Well-being: Hedonism, Preference-Satisfaction and Objective List Theories
Ø John Harsanyi. Morality and the Theory of Rational Behavior
Ø Martha Nussbaum. Adaptive Preference and Womens Options in Women in Human Development, pp. 111 - 166
Ø H. E. Baber. "Subjective Welfareism and Adaptive Preference"
Ø Jon Elster. "Sour Grapes"
v Objective-List Theories: purport to appeal to universal human nature in order to arrive at essential conditions for human flourishing
Ø Nussbaum’s List (pp. 78-80): are the entries plausible
§ Bodily integrity: is the opportunity for sexual satisfaction central? Is “choice in matters of reproduction”?
§ Practical Reason: is “being able to form a conception of the good and engage in critical reflection about planning one’s life” important for ones own welfare?
§ Other Species: is “being able to live with concern for and in relation to animals, plants and the world of nature” really important cross-culturally?
Ø Objections to the Objective List approach: elitist and appears to license paternalism; appeals to questionable notions of human nature; may be question-begging to the extent that lists are compiled by reflecting on preferences (arrived at by “focus groups” of elite individuals)
Ø Nozick’s Utility Machine
§ Supposed to show that hedonism is false since we desire states that are not strictly “in the head”—however pleasurable these states may be.
§ Response 1: our intuitions in cases this removed from reality are unreliable
§ Response 2: appealing to our preference not to plug in begs the question of whether we should understand well-being in terms of pleasure or preference-satisfaction
§ Preference and choice: revealed preference
§ “True” rather than “manifest” preferences are to be satisfied
§ Neither the origin nor content of preferences count
§ The Perfectly Benevolent Despot
§ Perverse tastes
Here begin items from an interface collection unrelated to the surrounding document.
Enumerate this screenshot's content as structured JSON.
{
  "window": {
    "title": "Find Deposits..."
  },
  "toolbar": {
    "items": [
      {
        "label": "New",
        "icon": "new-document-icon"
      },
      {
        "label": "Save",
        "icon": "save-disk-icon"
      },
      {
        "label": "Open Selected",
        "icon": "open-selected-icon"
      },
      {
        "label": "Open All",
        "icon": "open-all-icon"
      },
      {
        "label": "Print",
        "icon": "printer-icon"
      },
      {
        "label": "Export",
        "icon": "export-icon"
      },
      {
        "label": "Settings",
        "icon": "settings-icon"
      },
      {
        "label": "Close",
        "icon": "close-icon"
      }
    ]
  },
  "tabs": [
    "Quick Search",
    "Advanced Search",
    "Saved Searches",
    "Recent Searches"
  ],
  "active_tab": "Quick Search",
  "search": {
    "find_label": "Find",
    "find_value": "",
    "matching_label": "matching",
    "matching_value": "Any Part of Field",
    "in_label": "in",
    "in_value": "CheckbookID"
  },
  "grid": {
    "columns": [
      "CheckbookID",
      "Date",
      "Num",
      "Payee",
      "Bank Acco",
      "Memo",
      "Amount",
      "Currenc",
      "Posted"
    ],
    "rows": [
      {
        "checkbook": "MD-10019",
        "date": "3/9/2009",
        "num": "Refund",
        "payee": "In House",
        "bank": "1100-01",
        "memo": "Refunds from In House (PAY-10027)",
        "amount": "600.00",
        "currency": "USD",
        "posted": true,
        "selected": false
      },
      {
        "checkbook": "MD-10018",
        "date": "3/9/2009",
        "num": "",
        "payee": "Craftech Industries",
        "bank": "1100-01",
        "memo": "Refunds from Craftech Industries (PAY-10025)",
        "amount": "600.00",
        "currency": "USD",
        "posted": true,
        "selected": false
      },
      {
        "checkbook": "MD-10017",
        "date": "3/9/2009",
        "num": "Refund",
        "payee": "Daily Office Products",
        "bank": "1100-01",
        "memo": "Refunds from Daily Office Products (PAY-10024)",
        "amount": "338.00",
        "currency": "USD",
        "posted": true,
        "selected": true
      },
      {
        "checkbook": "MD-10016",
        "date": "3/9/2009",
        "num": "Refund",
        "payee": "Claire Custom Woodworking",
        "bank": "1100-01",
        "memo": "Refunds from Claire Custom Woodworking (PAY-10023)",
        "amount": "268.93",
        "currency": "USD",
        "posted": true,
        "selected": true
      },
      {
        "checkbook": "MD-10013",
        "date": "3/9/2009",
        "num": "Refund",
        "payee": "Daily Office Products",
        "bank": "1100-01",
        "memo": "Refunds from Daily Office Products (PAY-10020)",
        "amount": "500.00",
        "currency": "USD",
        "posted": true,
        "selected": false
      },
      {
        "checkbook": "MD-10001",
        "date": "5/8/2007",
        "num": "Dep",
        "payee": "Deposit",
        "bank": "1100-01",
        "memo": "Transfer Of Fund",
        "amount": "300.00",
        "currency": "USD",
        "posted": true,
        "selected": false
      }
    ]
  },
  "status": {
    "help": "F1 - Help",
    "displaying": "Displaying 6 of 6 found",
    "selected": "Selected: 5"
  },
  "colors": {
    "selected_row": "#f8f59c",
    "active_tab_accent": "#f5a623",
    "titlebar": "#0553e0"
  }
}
§ Meet The Meat (vide The Restaurant at the End of the Universe!): intuitively we think that we ought to change the world to accommodate preferences rather than manipulating preferences so that they can be satisfied by the status quo.
§ Expensive Tastes: should people who are more demanding get more?
§ Adaptive Preference: should people who are satisfied with little get less?
Ø Response to Nussbaum
§ Preference is dispositional: the absence of occurrent frustration doesn’t mean a state is preferred
§ Bundles of goods are ranked
§ Rational choice model can explain veiling and other apparently “irrational’ practices.